Uniting across borders to combat right-wing extremism
12 May 2022
Over 100 experts from nearly 40 countries meet at a two-day conference at the Federal Ministry of the Interior and Community to share their experiences on combating right-wing extremism
The first meeting of the Counterterrorism Law Enforcement Forum (CTLEF) took place over two days at the Federal Ministry of the Interior and Community in Berlin, with over 100 participants from the U.S., Canada, South America, Israel and Europe, as well as Australia and New Zealand coming together to further enhance their already strong international cooperation on combating right-wing extremism. The Federal Ministry of the Interior and Community founded the CTLEF together with the U.S. Department of State and the U.S. Department of Justice to increase awareness of the threat posed by violence-prone right-wing extremism. Representatives of police authorities, public prosecution offices, intelligence services, and various ministries and NGOs attended this kick-off event. Dr Amy Gutmann, the new U.S. Ambassador to Germany, also took part.
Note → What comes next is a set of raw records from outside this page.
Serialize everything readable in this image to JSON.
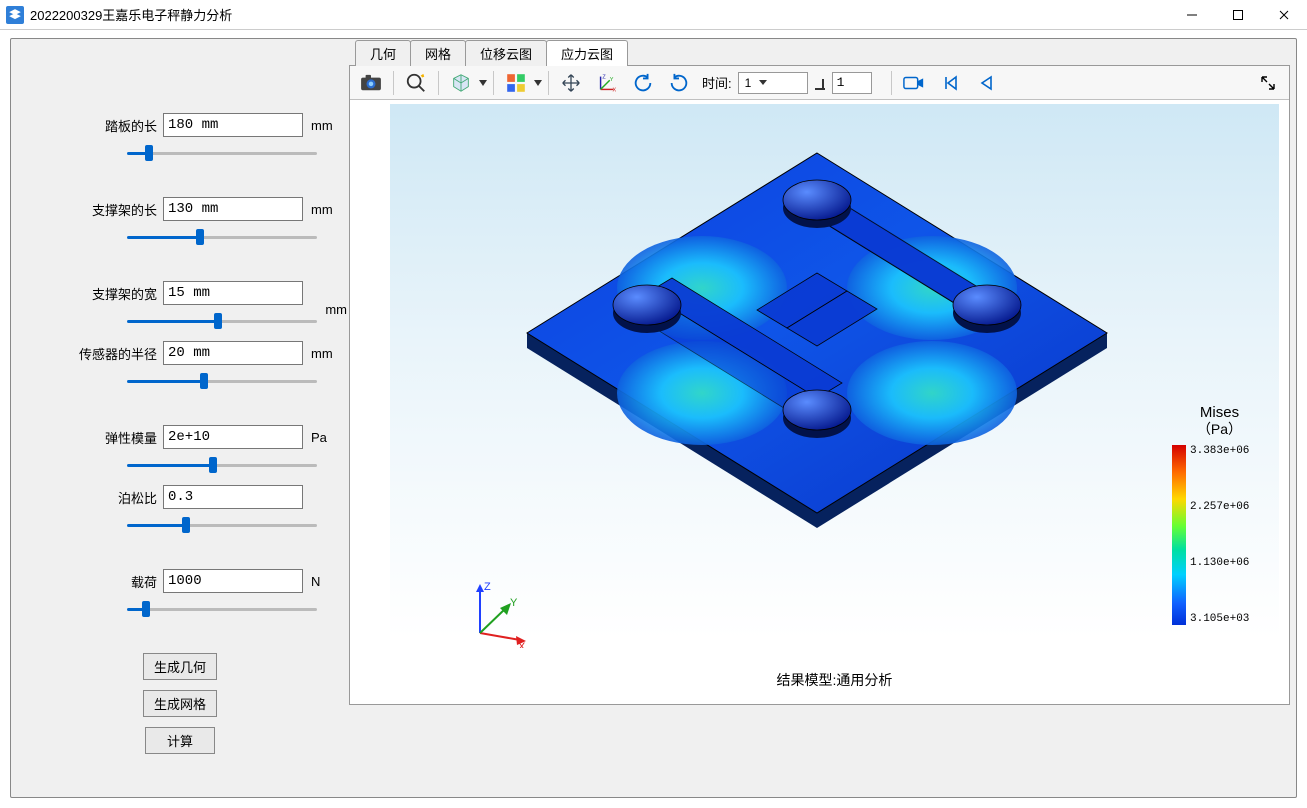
{
  "window": {
    "title": "2022200329王嘉乐电子秤静力分析"
  },
  "params": [
    {
      "label": "踏板的长",
      "value": "180 mm",
      "unit": "mm",
      "pct": 10
    },
    {
      "label": "支撑架的长",
      "value": "130 mm",
      "unit": "mm",
      "pct": 38
    },
    {
      "label": "支撑架的宽",
      "value": "15 mm",
      "unit": "mm",
      "pct": 48,
      "unitAbove": true,
      "tight": true
    },
    {
      "label": "传感器的半径",
      "value": "20 mm",
      "unit": "mm",
      "pct": 40
    },
    {
      "label": "弹性模量",
      "value": "2e+10",
      "unit": "Pa",
      "pct": 45,
      "tight": true
    },
    {
      "label": "泊松比",
      "value": "0.3",
      "unit": "",
      "pct": 30
    },
    {
      "label": "载荷",
      "value": "1000",
      "unit": "N",
      "pct": 8
    }
  ],
  "buttons": {
    "gen_geom": "生成几何",
    "gen_mesh": "生成网格",
    "compute": "计算"
  },
  "tabs": [
    "几何",
    "网格",
    "位移云图",
    "应力云图"
  ],
  "active_tab_index": 3,
  "toolbar": {
    "time_label": "时间:",
    "time_value": "1",
    "step_value": "1"
  },
  "canvas": {
    "caption": "结果模型:通用分析"
  },
  "legend": {
    "title": "Mises",
    "unit": "（Pa）",
    "ticks": [
      "3.383e+06",
      "2.257e+06",
      "1.130e+06",
      "3.105e+03"
    ]
  },
  "triad": {
    "x": "X",
    "y": "Y",
    "z": "Z"
  }
}
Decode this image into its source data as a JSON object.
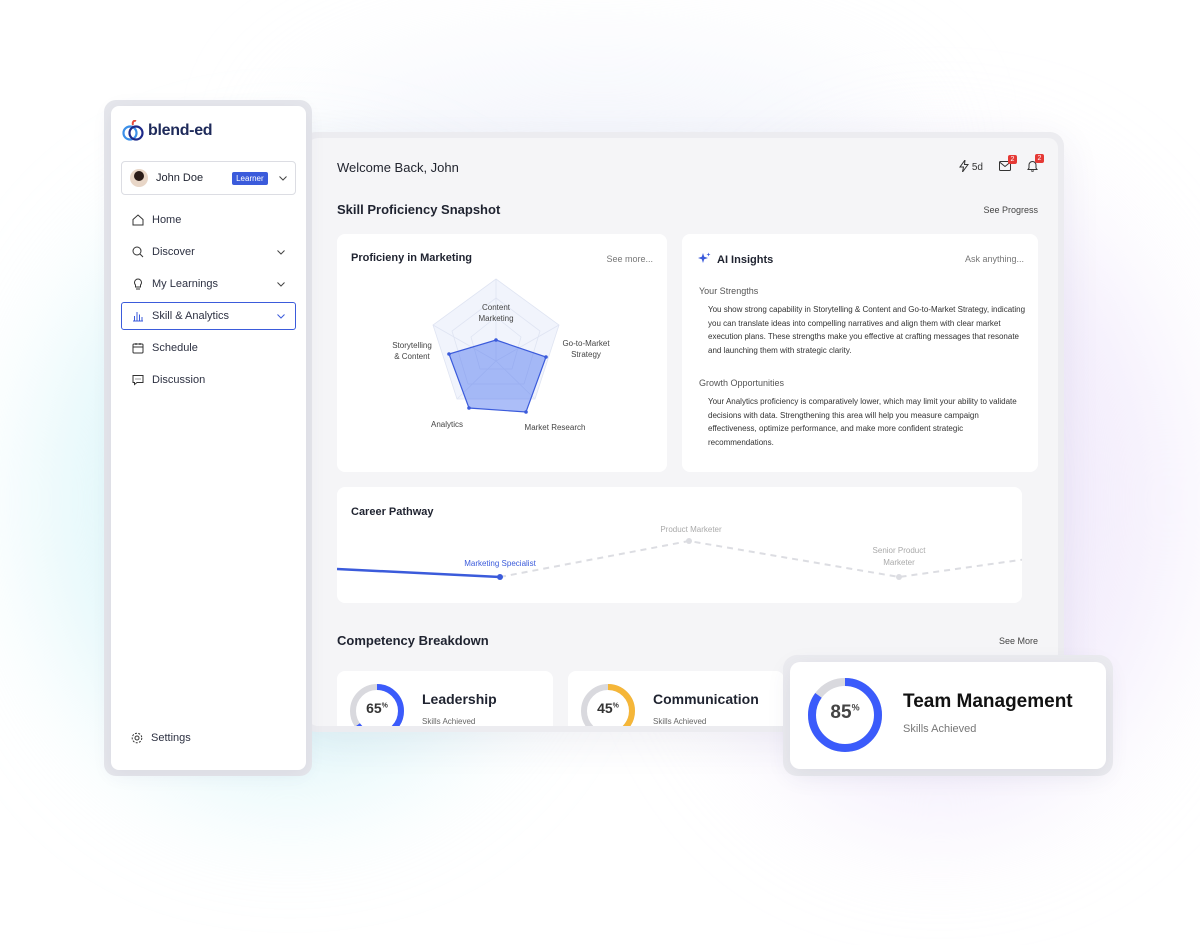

Speaking about the event, Federal Minister of the Interior Nancy Faeser said:
“We are working closely with our international partners to combat right-wing extremism. By holding the first meeting of the Counterterrorism Law Enforcement Forum at the Federal Ministry of the Interior and Community, together with the U.S. Departments of State and Justice, we are sending a clear message. Right-wing extremism is the greatest threat to our country’s democracy and to our people. Their networks are also increasingly international, which requires an internationally coordinated and resolute response. So I couldn’t be happier that almost 40 countries accepted our invitation and I am looking forward to the valuable input we can gain from the conference.”
Current developments, government strategies and different approaches were discussed in various talks and expert lectures. Participants had the opportunity to talk about their experiences, challenges and successes in combating right-wing extremism.
Judicial and police authorities’ ability to prosecute right-wing extremist crimes, for example through financial investigations, was also addressed. As well as this, the participants discussed what role multilateral organisations can play in supporting the fight against right-wing extremism. The participants were encouraged to network and have face-to-face discussions with representatives of other professional communities and countries.
Right-wing extremism ceased to be a merely domestic problem long ago – it is an international threat. Right-wing extremists have continued to grow their networks across borders, through events such as concerts and combat sport events, and especially online. They use social media to communicate, to share their ideology and to inspire one another’s crimes. There are thus growing similarities in the ideological narratives found in different countries.